It’s time to set the record straight.
On Tuesday, the county Board of Supervisors committed $44 million in Mental Health Services Act funds over three years to expand services for people throughout the county with serious mental illnesses who are homeless or at risk of becoming homeless. In addition, we will sustain this commitment with $4 million in ongoing improvements to services for those suffering with severe mental health issues.
Let us be clear: There are not and never were MHSA funds reserved for long-term obligations or projects decades down the road. County staff reported Tuesday a review of historical spending that demonstrates the county has consistently spent these funds within three years or five years, as required by law.

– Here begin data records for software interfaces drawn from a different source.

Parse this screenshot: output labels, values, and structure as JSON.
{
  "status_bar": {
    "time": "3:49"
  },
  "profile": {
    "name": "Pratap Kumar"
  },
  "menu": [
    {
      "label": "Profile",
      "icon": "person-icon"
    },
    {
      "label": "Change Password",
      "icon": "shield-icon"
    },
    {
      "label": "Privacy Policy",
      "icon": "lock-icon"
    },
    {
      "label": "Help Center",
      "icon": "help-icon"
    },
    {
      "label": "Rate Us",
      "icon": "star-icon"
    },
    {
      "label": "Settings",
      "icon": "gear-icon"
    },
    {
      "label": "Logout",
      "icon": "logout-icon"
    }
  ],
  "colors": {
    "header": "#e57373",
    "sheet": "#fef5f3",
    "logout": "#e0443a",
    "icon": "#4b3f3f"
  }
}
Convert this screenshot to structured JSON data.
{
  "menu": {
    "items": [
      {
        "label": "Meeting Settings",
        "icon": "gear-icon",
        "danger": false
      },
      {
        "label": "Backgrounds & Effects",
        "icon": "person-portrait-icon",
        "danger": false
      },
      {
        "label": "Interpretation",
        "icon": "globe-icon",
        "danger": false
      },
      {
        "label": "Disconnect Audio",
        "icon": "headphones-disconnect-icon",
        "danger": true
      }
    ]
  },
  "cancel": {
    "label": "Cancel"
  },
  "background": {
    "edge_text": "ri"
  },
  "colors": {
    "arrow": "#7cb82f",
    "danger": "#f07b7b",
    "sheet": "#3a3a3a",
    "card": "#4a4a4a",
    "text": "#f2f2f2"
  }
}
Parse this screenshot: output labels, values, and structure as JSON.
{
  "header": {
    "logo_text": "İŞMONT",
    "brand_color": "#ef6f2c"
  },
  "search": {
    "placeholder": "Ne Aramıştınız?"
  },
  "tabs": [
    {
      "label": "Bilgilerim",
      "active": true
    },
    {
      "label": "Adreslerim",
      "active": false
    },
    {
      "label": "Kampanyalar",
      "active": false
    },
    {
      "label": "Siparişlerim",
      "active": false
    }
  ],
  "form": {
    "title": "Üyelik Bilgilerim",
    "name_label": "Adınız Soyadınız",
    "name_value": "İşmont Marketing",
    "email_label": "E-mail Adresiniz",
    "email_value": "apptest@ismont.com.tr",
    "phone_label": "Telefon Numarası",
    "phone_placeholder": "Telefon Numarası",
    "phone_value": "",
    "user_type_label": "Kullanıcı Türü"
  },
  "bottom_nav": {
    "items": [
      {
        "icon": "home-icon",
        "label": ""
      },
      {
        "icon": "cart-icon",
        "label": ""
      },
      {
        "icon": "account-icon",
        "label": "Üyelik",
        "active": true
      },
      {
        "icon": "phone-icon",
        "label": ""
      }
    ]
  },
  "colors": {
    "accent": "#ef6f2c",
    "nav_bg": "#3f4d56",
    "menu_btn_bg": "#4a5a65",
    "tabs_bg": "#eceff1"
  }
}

Also, collaboration with all seven cities within Sacramento County has been, and will continue to be, key in addressing homelessness. The county has partnered with the city of Sacramento, as well as Citrus Heights, Elk Grove, Folsom, Galt, Isleton and Rancho Cordova to address the needs of the homeless. Collaboration will continue as the county and the cities work together in the Continuum of Care Advisory Board, a rapid re-housing team funded by a state emergency grant and the No Place Like Home Committee.
What also seems to be lost in the conversation are increased investments in programs and services the county made earlier this year. Just weeks ago, supervisors approved an additional $7.4 million a year for four vital initiatives on homelessness, on top of more than $40 million the county already spends on homeless programs and services.
Two of the four initiatives are up and running, and two are in progress.
The county has redesigned an easy-to-use registration and placement system for homeless families. After one month in operation, 11 families have been placed in emergency shelters using the new system.
We’ve preserved Mather Community Campus, which provides transitional housing, employment services and recovery support for homeless individuals and families. Last year, the campus served more than 855 people, including former foster youth and veterans.
Currently, the county is looking for sites for Full Service Re-Housing Sheltering, which will eventually serve 75 people at a time and as many as 300 people a year.
And later this month, the county will be releasing a request for qualifications for intensive case managers and property providers to provide re-housing and stabilization services for as many as 250 individuals and family members who are experiencing long-term homelessness.
As demand has increased, thoughtful and careful consideration has been put into expanding outreach and services. The county is committed to working with our partners to provide compassionate and sustainable help to those in need – now more than ever.
In the spirit of cooperation and with a solid commitment towards making a real difference in lives of the less fortunate, there is much to be done, and it is now time we all get to work.
Nav Gill is Sacramento County executive and can be contacted at GillN@saccounty.net.
Don Nottoli is chairman of the Sacramento County Board of Supervisors and can be contacted at firstname.lastname@example.org.